(Excerpts from an interface dataset)
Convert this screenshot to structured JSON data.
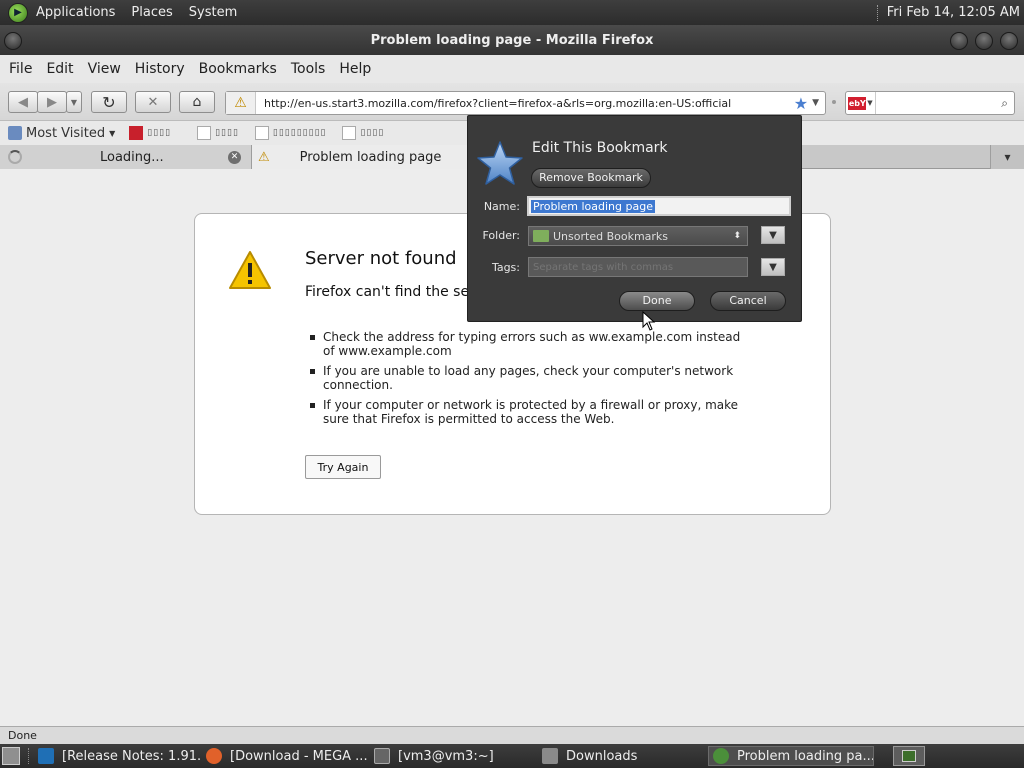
{
  "top_panel": {
    "menus": [
      "Applications",
      "Places",
      "System"
    ],
    "clock": "Fri Feb 14, 12:05 AM"
  },
  "window": {
    "title": "Problem loading page - Mozilla Firefox"
  },
  "menubar": [
    "File",
    "Edit",
    "View",
    "History",
    "Bookmarks",
    "Tools",
    "Help"
  ],
  "nav": {
    "url": "http://en-us.start3.mozilla.com/firefox?client=firefox-a&rls=org.mozilla:en-US:official",
    "icons": [
      "back-icon",
      "forward-icon",
      "reload-icon",
      "stop-icon",
      "home-icon",
      "bookmark-star-icon"
    ]
  },
  "bookmarks_bar": {
    "most_visited": "Most Visited"
  },
  "tabs": [
    {
      "title": "Loading..."
    },
    {
      "title": "Problem loading page"
    }
  ],
  "error_page": {
    "title": "Server not found",
    "subtitle": "Firefox can't find the serv",
    "bullets": [
      "Check the address for typing errors such as ww.example.com instead of www.example.com",
      "If you are unable to load any pages, check your computer's network connection.",
      "If your computer or network is protected by a firewall or proxy, make sure that Firefox is permitted to access the Web."
    ],
    "try_again": "Try Again"
  },
  "bookmark_panel": {
    "title": "Edit This Bookmark",
    "remove_label": "Remove Bookmark",
    "name_label": "Name:",
    "name_value": "Problem loading page",
    "folder_label": "Folder:",
    "folder_value": "Unsorted Bookmarks",
    "tags_label": "Tags:",
    "tags_placeholder": "Separate tags with commas",
    "done_label": "Done",
    "cancel_label": "Cancel"
  },
  "status": "Done",
  "taskbar": [
    {
      "label": "[Release Notes: 1.91...",
      "active": false
    },
    {
      "label": "[Download - MEGA ...",
      "active": false
    },
    {
      "label": "[vm3@vm3:~]",
      "active": false
    },
    {
      "label": "Downloads",
      "active": false
    },
    {
      "label": "Problem loading pa...",
      "active": true
    }
  ],
  "colors": {
    "panel_bg": "#2c2c2c",
    "selection_blue": "#3d78d0",
    "warning_yellow": "#f5c400",
    "star_blue": "#4b7fd0"
  }
}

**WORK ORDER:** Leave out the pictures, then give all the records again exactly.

**SOLUTION TO THIS TASK:**
Convert this screenshot to structured JSON data.
{
  "top_panel": {
    "menus": [
      "Applications",
      "Places",
      "System"
    ],
    "clock": "Fri Feb 14, 12:05 AM"
  },
  "window": {
    "title": "Problem loading page - Mozilla Firefox"
  },
  "menubar": [
    "File",
    "Edit",
    "View",
    "History",
    "Bookmarks",
    "Tools",
    "Help"
  ],
  "nav": {
    "url": "http://en-us.start3.mozilla.com/firefox?client=firefox-a&rls=org.mozilla:en-US:official",
    "icons": [
      "back-icon",
      "forward-icon",
      "reload-icon",
      "stop-icon",
      "home-icon",
      "bookmark-star-icon"
    ]
  },
  "bookmarks_bar": {
    "most_visited": "Most Visited"
  },
  "tabs": [
    {
      "title": "Loading..."
    },
    {
      "title": "Problem loading page"
    }
  ],
  "error_page": {
    "title": "Server not found",
    "subtitle": "Firefox can't find the serv",
    "bullets": [
      "Check the address for typing errors such as ww.example.com instead of www.example.com",
      "If you are unable to load any pages, check your computer's network connection.",
      "If your computer or network is protected by a firewall or proxy, make sure that Firefox is permitted to access the Web."
    ],
    "try_again": "Try Again"
  },
  "bookmark_panel": {
    "title": "Edit This Bookmark",
    "remove_label": "Remove Bookmark",
    "name_label": "Name:",
    "name_value": "Problem loading page",
    "folder_label": "Folder:",
    "folder_value": "Unsorted Bookmarks",
    "tags_label": "Tags:",
    "tags_placeholder": "Separate tags with commas",
    "done_label": "Done",
    "cancel_label": "Cancel"
  },
  "status": "Done",
  "taskbar": [
    {
      "label": "[Release Notes: 1.91...",
      "active": false
    },
    {
      "label": "[Download - MEGA ...",
      "active": false
    },
    {
      "label": "[vm3@vm3:~]",
      "active": false
    },
    {
      "label": "Downloads",
      "active": false
    },
    {
      "label": "Problem loading pa...",
      "active": true
    }
  ],
  "colors": {
    "panel_bg": "#2c2c2c",
    "selection_blue": "#3d78d0",
    "warning_yellow": "#f5c400",
    "star_blue": "#4b7fd0"
  }
}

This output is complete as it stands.